Big Girl Panties by Stephanie Evanovich is a rollicking and poignant romantic comedy about a young widow who decides to get in shape…and winds up getting her groove back–and a whole lot more! Holly Brennan used food to comfort herself through her husband’s illness and death. Now she’s alone at age thirty-two. And she weighs more than she ever has. When fate throws her i …more

My thoughts

So I checked out this book because I wanted a fun easy read. I’m not usually into Chick-Lit even though I am obsessed with Chick- Flicks, but I liked the cover, so I said why not?! Right?!

Let me preface by saying this, I have never written a novel, neither have I publish anything EVER so I already respect Stephanie Evanovich for being a published author. That said, this book was awful! The worst book I’ve read in a while, actually the worst book I’ve read, I tried to read it 3 times and didn’t finish it and I cursed myself afterwards, its called One Thousand Gifts by Ann Voskamp, now THAT book is awful! Big Girl Panties is just, bad.

Let’s talk about the author’s choice of words in the sex scenes. Stephanie used words like “take her” and “intrusion,” this sounds like unwanted sex to me. All the sex scenes just seem so forced and I couldn’t tell if they were intended to be awkward or her writing made it awkward. Also, one of the characters Chase loved spanking his grown adult wife, I mean?! I think Stephanie was going for readers thinking of this as a fetish, but it was just annoying and wrong.

There was quite a bit of body shaming in this book, which made me curious as to how the author looked like, so I went to go check her out and she is a heavy set woman. This shocked me a little because she didn’t show any compassion towards Holly, the main character who is was fat. Maybe it was her attempt to be candid but it didn’t come out that way. She made Holly too self-hating and insecure and attached it to her weight but I think the self-hating and insecurity was probably brought on from her abandonment by her family and dead husband. Anyways, I do not recommend this book, but if you want something to light to read, you can choose something else.

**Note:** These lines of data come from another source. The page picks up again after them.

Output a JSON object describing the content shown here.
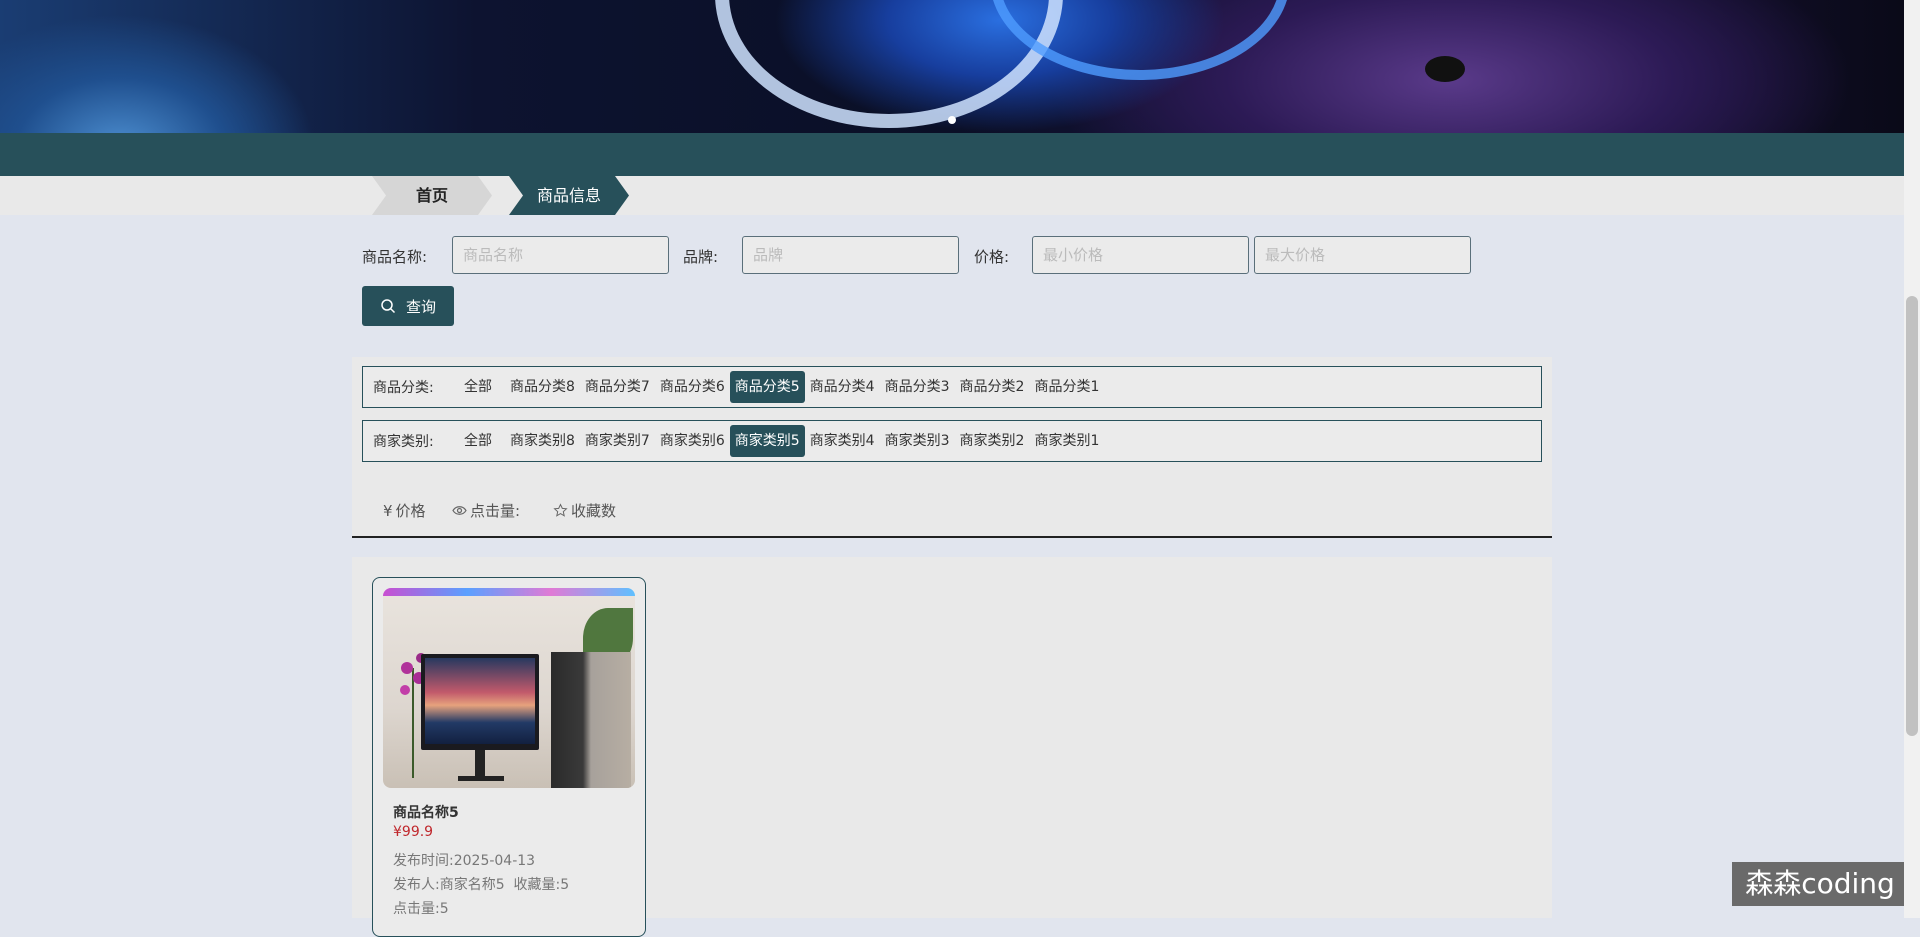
{
  "breadcrumb": {
    "home": "首页",
    "current": "商品信息"
  },
  "search": {
    "name_label": "商品名称:",
    "name_placeholder": "商品名称",
    "brand_label": "品牌:",
    "brand_placeholder": "品牌",
    "price_label": "价格:",
    "min_price_placeholder": "最小价格",
    "max_price_placeholder": "最大价格",
    "button_label": "查询"
  },
  "filters": {
    "category": {
      "label": "商品分类:",
      "options": [
        "全部",
        "商品分类8",
        "商品分类7",
        "商品分类6",
        "商品分类5",
        "商品分类4",
        "商品分类3",
        "商品分类2",
        "商品分类1"
      ],
      "selected": "商品分类5"
    },
    "merchant": {
      "label": "商家类别:",
      "options": [
        "全部",
        "商家类别8",
        "商家类别7",
        "商家类别6",
        "商家类别5",
        "商家类别4",
        "商家类别3",
        "商家类别2",
        "商家类别1"
      ],
      "selected": "商家类别5"
    }
  },
  "sort": {
    "price": "价格",
    "price_icon": "¥",
    "clicks": "点击量:",
    "favorites": "收藏数"
  },
  "products": [
    {
      "name": "商品名称5",
      "price": "¥99.9",
      "publish_time": "发布时间:2025-04-13",
      "publisher_and_fav": "发布人:商家名称5  收藏量:5",
      "clicks": "点击量:5"
    }
  ],
  "watermark": "森森coding",
  "colors": {
    "accent": "#27505a",
    "price": "#c0282d",
    "page_bg": "#e1e5ee"
  }
}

Hahaha. But Stephanie is a little bit funny. I had laugh out loud moments.  

Have you read this book? What do you think of negative reviews?